Broog understands that the human organism is frail, that the eyes water and the back aches, and that ‘integrity’ is a word not often associated with an evening’s enjoyment at the movie theatre. Broog is tempted to remind you that the Pit of Irritable Mink awaits any dissenting voices, but instead choses to offer the Carrot of Satisfaction: assume the position of observation, put your upper limb around your companion, and watch. Das Boot can speak for itself.

Tuesday, March 02, 2004

The Fast and The Furious

As Broog prepares himself to view the mighty throbbing engine of Torque, he has taken the opportunity to rewatch this forerunner, though he accepts it is unlikely he will also inflict upon his narrative receptors the barbaric murder of cinema which was xXx. The Fast and The Furious is a direct-line descendant of movies such as State of Grace and American Yakuza. A decent young man joins a criminal scene, befriends the chief villain, and finds in him a shocking amount of virtue; the detective looking for a monster finds instead a tragic hero. The Fast and The Furious is a watchable example of the breed, replete with gripping stunts; most importantly, the inevitable conclusion doesn't feel inevitable. If there is a downside, it is that the movie is insufficiently preposterous, the characters disappointingly human. The Fast and The Furious is devoid of gurning monsters and boohiss villains. While this is perhaps heartening in that it possesses a cinematic integrity, Broog cannot shake a sense of disappointment at the absence of true evil; perhaps its presence would lend an urgency to the high-octane turmoil of the story. Paul Walker's nascent Luke Skywalker has an host of Obiwans and a suitable Leia, but no Darth Vader against whom to measure himself, and no Dark Side from which to save his friend.

To the Devil a Daughter

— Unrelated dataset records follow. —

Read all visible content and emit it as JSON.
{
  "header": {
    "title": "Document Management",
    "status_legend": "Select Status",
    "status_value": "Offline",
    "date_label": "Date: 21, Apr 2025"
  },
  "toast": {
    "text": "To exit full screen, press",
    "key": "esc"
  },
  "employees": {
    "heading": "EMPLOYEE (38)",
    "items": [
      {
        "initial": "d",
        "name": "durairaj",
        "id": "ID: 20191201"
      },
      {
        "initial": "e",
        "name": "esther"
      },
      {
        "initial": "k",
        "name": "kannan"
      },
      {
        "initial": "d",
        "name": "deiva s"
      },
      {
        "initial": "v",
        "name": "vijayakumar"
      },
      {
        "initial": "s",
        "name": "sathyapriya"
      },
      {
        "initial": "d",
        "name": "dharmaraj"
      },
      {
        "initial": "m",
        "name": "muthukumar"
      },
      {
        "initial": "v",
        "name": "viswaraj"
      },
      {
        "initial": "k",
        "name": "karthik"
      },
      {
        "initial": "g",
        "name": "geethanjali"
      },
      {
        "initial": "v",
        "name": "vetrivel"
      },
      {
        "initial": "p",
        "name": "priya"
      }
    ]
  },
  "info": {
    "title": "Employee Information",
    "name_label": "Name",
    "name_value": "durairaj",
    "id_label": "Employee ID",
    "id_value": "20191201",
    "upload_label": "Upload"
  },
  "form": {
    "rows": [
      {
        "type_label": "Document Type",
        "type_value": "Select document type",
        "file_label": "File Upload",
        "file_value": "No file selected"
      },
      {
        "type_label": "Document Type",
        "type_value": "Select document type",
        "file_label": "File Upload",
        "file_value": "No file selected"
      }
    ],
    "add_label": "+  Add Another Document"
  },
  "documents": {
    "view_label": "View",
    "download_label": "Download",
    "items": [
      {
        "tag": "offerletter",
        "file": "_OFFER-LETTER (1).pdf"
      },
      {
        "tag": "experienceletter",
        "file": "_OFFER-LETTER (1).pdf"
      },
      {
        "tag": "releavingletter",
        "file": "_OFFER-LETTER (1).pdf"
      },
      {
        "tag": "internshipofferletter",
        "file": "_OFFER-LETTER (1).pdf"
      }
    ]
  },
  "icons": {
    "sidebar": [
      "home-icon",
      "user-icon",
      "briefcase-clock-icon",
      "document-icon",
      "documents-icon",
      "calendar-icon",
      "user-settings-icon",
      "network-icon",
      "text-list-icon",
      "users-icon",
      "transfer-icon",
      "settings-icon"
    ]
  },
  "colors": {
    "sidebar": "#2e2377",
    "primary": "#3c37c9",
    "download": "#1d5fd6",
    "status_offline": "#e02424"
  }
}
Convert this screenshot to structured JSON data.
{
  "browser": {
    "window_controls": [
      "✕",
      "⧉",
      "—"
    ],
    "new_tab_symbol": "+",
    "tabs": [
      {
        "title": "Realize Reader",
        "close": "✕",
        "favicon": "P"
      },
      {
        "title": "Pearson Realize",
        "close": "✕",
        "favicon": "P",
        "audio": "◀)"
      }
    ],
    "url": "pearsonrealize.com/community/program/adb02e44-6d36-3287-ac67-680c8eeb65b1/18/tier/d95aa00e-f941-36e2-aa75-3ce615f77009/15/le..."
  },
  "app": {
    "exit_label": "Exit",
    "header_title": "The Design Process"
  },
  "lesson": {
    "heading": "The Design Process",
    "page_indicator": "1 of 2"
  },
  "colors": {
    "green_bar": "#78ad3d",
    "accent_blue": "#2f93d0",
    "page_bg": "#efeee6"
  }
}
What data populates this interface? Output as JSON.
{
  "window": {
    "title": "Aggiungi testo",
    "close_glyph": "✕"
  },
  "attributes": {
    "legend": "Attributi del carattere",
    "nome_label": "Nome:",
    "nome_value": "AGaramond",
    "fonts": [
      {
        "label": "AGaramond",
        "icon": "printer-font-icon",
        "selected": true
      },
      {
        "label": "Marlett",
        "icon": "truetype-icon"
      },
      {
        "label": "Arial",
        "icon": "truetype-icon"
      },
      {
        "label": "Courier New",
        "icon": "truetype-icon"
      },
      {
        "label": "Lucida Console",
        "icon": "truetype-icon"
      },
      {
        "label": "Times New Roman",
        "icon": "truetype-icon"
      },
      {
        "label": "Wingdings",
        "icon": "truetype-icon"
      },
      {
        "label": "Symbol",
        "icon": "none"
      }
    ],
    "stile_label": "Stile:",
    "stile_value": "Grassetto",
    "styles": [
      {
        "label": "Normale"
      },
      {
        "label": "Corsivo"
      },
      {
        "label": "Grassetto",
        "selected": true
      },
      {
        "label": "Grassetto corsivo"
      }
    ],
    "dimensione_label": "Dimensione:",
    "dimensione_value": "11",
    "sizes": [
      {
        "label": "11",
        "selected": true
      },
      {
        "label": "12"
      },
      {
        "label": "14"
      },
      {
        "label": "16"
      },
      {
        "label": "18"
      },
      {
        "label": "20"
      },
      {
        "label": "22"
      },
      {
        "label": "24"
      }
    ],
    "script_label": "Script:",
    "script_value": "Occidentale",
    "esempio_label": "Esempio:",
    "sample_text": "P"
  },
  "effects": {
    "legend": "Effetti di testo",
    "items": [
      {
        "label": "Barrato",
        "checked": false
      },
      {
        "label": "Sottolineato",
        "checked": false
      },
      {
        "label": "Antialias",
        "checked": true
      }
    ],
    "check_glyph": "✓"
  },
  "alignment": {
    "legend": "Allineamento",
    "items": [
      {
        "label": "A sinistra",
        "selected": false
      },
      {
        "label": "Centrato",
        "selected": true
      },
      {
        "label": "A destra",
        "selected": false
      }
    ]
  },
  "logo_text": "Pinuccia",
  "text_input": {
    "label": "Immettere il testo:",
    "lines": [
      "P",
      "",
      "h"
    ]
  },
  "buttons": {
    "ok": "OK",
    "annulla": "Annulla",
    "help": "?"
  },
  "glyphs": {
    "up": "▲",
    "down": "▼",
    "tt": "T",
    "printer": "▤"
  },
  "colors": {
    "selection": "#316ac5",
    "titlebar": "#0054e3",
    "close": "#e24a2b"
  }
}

Broog revisited this Hammer horror from 1976 with a sense of profound foreboding; if there's one thing he would hope to avoid in life, it is the image if Christopher Lee in flares. Fortunately, this indignity is absent from the drama, which follows the battle to save the soul and body of a young nun. Broog was reminded that horror can be more disturbing for being clunky, and that David Cronenberg was already making 'body horror' by the time this movie was filmed. Consequently, the camera does not flinch from the gravid belly of a pregnant satanist as she gives bloody birth to a monster which kills her, and the primary colours and moodless lighting make for a weirdly unsettling feel, like an explosion in a daycare centre. Broog was also reminded that studios and producers have known one secret of audience-finding for many years: if all else fails, strip the lead actress. Natassja Kinski's pneumatic performance no doubt pulled them in at the time, and the cast is peppered with familiar names. However, while the movie is interesting and sometimes viscerally disturbing, it is essentially a honker of the first water.